(EXERCISE INSTRUCTIONS) Check each line of the material below for "cadenas", then copy the ones that contain it.

(DATA EXCERPTS)
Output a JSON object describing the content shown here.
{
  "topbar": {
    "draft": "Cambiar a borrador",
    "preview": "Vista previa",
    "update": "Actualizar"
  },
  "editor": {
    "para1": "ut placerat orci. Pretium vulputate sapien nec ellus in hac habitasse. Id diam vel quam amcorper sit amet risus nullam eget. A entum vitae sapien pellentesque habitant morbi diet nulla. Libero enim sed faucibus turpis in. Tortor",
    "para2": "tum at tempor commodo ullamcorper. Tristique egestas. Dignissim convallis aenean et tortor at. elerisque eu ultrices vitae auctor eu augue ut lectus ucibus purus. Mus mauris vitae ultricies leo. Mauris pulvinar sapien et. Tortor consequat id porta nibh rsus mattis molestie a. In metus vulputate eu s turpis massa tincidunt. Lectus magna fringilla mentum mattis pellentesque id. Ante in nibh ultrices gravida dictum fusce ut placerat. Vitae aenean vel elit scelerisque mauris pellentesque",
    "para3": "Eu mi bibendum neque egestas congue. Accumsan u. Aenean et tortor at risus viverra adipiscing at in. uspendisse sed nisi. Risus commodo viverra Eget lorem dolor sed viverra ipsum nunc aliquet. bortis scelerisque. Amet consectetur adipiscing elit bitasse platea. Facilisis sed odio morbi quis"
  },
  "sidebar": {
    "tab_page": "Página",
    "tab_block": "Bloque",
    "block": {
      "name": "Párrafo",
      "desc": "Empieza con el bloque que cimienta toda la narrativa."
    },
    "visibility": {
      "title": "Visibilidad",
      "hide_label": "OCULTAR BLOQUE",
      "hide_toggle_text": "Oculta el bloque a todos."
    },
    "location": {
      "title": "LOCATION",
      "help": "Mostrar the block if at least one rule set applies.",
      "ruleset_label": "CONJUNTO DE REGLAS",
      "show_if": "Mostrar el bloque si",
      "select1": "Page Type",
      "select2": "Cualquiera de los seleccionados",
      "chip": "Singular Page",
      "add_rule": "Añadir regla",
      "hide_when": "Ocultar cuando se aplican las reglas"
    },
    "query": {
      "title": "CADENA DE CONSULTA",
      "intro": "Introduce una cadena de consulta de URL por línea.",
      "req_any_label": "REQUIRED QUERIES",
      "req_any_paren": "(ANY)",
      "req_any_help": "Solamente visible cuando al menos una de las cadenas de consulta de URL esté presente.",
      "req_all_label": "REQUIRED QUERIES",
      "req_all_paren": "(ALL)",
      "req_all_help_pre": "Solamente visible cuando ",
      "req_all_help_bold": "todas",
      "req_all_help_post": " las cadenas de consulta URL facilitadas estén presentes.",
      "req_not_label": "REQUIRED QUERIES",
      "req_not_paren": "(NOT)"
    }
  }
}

(EXERCISE RESPONSE)
      "req_any_help": "Solamente visible cuando al menos una de las cadenas de consulta de URL esté presente.",
      "req_all_help_post": " las cadenas de consulta URL facilitadas estén presentes.",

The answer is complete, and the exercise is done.